# Relativity: Message Intervals

1. Jun 21, 2011

### zerakith

1. The problem statement, all variables and given/known data
During a space flight an astronaut communicates with earth by sending radio signals
at regular intervals. If he travels out and back at a speed of 0.9c. What is the ratio
of the frequencies of receipt by a receipt by a terrestrial observer on the outward
and return journeys?

2. Relevant equations

3. The attempt at a solution
Ok so in the frame of the traveller the time between intervals is the proper time and thus we can use the equation which will give the time between signals being transmitted by the traveller. This will be:

$$\Delta t=\gamma \Delta t'$$

To find out the difference in receipt times the difference in distance between subsequent emissions needs to be found.

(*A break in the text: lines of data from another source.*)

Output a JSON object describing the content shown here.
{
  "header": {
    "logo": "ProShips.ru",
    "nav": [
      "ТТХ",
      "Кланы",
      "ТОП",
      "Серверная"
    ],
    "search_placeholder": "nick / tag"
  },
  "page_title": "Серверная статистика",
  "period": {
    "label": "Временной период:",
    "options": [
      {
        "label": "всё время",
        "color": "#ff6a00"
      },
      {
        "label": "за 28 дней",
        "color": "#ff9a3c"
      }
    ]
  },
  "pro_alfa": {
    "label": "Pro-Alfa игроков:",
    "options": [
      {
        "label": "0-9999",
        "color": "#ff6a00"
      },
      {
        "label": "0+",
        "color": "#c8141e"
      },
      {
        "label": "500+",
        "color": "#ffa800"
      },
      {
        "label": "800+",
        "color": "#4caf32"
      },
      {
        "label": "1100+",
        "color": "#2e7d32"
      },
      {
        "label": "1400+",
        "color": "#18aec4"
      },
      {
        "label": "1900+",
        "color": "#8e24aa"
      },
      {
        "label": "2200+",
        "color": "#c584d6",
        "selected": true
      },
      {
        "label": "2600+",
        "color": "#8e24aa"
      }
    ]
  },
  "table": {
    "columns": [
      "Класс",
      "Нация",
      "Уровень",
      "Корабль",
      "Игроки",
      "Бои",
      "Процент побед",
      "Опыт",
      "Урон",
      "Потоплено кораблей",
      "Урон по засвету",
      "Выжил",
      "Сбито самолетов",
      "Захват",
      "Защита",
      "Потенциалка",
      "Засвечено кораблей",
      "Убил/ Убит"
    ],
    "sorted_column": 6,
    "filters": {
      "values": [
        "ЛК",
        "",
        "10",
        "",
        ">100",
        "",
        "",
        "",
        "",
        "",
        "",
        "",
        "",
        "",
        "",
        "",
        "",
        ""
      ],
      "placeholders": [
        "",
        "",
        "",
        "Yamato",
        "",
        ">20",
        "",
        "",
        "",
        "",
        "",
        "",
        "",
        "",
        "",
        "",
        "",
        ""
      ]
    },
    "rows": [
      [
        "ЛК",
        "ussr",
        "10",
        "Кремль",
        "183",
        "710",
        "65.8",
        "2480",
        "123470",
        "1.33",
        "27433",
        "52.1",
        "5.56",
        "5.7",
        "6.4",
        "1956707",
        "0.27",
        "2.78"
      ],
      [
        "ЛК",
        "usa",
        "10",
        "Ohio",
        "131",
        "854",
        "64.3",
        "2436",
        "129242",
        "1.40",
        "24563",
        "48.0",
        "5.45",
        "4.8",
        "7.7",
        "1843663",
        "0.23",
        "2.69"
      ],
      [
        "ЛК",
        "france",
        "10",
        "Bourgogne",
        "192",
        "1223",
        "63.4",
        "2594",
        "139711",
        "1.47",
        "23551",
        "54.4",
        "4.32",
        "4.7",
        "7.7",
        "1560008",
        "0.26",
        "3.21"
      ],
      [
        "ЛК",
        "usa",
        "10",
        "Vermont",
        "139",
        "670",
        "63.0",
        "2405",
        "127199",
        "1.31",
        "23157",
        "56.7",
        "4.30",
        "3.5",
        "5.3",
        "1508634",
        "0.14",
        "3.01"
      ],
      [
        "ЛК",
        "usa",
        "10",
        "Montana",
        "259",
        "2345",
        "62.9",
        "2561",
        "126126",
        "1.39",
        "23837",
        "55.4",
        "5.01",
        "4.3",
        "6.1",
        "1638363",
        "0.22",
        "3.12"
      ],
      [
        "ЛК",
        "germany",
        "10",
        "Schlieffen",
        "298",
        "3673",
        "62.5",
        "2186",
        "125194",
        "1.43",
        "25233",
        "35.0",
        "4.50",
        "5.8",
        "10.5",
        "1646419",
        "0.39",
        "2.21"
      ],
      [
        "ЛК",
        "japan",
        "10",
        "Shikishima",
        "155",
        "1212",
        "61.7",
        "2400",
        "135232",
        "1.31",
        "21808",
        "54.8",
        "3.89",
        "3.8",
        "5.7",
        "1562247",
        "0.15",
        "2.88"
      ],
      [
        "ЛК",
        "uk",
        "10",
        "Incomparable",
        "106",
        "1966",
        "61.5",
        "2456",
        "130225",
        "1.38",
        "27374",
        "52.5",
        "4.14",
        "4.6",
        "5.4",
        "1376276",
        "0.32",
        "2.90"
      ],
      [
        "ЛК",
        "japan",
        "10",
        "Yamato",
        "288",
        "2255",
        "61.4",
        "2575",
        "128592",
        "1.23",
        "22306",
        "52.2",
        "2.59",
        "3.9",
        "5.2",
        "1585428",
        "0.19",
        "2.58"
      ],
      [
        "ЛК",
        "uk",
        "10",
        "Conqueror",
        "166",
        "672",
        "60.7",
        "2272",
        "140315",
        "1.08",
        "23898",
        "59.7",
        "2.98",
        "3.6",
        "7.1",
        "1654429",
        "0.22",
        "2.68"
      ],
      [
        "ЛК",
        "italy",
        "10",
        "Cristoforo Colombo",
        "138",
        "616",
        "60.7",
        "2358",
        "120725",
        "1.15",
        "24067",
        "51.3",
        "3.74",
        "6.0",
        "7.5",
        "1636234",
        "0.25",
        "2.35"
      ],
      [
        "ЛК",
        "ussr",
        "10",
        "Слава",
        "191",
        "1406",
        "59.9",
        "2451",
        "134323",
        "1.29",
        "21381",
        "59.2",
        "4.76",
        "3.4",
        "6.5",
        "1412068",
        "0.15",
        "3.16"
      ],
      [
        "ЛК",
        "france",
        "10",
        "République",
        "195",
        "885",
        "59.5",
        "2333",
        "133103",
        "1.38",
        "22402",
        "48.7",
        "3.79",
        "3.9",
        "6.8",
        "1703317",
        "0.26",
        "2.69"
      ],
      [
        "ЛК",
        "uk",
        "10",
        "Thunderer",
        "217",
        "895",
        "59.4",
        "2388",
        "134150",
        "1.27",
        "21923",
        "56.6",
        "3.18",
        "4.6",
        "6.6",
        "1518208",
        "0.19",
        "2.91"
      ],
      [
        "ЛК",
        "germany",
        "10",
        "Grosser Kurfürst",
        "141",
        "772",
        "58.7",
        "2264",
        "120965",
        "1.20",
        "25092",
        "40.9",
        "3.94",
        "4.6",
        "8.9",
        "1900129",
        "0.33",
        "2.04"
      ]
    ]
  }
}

This is where I struggle, I get confused as to whose frame this should be done in, and how to get this into a ratio of frequencies.

Zerakith

2. Jun 21, 2011

### AJKing

Hey Zerakith, I'm new here (and to physics in general) but does relativity really fall under "Introductory" material?

You'll probably get responses here, I'm just saying that you might get more elsewhere.

3. Jun 21, 2011

### vela

Staff Emeritus
Look into the relativistic Doppler effect.

AJKing, yes, this is an introductory physics problem. The advanced physics forum is for material from upper-division physics courses.

4. Jun 21, 2011

### zerakith

Thank you for the response, my understanding of the situation was that these were burst signals sent at set intervals apart. Now that i think about it this is most likely equivilant to considering points of constant phase, as in the Relativistic Doppler stuff.

As for the category, i'm glad I got it right I am always a little unsure as to where introductory crosses over to Advanced, i would have thought University level would be counted as advanced but I don't think that's generally the case, i think (for the UK) it is probably about 3 year UG and above.

Thanks a lot.
Zerakith